WORK ITEM:
Using the data below, report how many lines hold the word "JSON". Include nothing else in the reply.

Dataset rows describing interfaces
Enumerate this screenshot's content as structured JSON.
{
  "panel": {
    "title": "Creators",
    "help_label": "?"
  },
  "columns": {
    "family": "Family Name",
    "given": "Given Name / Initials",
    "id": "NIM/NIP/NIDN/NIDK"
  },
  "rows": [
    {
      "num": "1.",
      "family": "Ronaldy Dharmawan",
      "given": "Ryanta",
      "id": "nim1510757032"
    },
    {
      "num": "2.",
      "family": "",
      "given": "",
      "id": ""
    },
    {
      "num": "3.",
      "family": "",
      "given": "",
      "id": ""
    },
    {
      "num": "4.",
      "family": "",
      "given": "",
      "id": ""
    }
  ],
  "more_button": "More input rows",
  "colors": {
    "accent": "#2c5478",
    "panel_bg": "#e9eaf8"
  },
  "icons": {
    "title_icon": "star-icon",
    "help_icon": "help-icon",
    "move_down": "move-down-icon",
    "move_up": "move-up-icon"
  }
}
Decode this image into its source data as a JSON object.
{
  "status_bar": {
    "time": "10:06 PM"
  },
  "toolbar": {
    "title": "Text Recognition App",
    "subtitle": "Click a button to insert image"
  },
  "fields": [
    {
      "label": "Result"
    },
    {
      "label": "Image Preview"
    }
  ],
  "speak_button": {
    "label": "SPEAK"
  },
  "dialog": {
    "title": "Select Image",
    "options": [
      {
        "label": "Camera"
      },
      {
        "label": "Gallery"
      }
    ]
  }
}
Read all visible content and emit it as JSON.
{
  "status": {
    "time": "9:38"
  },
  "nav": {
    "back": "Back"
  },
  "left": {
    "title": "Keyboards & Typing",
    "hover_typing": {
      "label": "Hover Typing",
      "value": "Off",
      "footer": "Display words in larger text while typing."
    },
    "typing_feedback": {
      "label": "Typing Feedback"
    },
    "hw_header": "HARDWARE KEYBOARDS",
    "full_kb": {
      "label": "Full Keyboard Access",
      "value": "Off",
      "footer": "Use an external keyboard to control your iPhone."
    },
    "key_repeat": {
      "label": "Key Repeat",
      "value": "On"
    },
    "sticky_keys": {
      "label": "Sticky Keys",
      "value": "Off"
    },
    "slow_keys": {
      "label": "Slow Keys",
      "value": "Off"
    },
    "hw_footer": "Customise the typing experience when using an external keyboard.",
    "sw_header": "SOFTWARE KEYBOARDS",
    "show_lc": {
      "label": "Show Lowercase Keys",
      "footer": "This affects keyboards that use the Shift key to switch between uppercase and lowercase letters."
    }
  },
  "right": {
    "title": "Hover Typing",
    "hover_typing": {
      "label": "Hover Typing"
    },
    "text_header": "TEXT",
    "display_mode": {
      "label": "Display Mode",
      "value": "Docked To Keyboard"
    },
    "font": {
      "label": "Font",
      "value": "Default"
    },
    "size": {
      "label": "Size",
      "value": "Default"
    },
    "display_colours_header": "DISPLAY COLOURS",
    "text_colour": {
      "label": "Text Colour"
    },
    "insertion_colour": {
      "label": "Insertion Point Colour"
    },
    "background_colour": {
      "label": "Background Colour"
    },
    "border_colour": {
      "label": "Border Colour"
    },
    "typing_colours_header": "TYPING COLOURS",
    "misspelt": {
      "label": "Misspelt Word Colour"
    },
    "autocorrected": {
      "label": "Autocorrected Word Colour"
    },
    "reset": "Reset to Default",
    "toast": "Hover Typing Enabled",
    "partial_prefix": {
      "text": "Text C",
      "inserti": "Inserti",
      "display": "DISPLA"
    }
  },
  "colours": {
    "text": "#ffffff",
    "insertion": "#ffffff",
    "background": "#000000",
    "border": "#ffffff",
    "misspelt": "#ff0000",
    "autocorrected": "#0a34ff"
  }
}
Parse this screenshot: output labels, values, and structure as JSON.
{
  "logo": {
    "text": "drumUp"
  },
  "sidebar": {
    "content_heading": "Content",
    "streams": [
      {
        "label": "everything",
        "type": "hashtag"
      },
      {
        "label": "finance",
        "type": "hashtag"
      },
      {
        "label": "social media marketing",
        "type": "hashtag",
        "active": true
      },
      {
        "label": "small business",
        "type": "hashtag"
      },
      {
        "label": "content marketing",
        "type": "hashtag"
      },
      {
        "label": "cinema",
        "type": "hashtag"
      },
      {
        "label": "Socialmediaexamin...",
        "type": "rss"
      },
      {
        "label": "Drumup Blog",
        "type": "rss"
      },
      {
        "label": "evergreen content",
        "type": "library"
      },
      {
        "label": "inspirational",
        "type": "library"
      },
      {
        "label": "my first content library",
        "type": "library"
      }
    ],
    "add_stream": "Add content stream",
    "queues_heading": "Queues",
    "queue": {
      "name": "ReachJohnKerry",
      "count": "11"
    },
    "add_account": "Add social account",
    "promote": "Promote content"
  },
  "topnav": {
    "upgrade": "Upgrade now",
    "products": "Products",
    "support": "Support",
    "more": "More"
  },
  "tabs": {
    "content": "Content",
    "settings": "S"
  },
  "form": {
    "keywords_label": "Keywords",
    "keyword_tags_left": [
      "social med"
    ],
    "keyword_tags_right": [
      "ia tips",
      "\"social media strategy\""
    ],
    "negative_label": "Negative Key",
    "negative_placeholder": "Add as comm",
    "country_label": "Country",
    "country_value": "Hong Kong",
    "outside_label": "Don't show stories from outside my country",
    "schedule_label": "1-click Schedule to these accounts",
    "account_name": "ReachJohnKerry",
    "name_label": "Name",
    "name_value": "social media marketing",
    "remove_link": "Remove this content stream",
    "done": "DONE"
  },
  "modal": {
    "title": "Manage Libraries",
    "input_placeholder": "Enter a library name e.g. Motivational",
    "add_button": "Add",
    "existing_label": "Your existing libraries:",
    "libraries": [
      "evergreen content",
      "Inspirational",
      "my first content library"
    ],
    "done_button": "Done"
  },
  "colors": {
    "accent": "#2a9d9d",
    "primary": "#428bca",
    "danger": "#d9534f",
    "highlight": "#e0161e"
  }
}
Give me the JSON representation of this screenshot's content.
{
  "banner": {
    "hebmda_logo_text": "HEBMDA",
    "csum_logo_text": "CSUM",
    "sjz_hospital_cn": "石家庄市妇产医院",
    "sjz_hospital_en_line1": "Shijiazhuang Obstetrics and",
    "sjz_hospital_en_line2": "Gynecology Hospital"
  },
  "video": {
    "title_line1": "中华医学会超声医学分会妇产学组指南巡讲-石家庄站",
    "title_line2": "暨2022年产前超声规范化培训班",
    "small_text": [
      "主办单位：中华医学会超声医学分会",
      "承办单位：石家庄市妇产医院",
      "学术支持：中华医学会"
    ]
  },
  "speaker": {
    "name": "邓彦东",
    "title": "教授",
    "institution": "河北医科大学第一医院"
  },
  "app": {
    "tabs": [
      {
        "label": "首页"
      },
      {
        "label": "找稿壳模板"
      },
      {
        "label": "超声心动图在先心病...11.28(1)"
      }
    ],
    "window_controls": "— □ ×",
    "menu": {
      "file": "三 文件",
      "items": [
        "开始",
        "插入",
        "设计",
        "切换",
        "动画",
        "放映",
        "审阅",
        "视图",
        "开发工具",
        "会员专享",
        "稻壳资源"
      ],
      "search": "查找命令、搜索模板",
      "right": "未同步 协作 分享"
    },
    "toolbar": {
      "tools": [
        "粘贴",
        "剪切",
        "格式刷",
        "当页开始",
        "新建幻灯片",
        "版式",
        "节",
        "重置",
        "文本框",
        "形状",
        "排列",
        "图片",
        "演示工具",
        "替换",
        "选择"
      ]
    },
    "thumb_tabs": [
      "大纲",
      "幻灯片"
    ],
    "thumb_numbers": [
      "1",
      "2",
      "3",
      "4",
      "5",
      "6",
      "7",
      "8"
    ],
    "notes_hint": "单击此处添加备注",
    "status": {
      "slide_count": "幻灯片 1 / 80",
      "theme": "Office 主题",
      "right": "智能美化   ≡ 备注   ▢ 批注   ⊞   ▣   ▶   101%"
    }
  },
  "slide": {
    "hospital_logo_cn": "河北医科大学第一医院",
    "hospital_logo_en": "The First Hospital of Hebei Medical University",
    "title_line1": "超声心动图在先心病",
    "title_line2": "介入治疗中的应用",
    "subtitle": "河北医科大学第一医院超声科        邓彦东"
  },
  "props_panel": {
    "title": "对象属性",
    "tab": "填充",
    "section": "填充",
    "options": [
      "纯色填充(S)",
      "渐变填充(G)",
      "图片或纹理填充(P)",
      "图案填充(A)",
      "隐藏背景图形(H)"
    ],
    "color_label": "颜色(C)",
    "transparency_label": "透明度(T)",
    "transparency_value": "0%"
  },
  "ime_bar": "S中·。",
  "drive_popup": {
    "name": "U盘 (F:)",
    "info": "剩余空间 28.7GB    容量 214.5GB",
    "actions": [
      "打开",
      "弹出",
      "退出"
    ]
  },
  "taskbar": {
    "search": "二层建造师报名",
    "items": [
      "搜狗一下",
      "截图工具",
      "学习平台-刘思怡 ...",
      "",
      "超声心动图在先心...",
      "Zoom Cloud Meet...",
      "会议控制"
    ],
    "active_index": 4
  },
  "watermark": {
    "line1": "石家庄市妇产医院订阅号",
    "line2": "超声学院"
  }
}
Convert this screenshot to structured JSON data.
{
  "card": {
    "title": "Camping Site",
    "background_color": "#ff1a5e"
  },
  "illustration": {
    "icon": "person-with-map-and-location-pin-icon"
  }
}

TASK OUTPUT:
6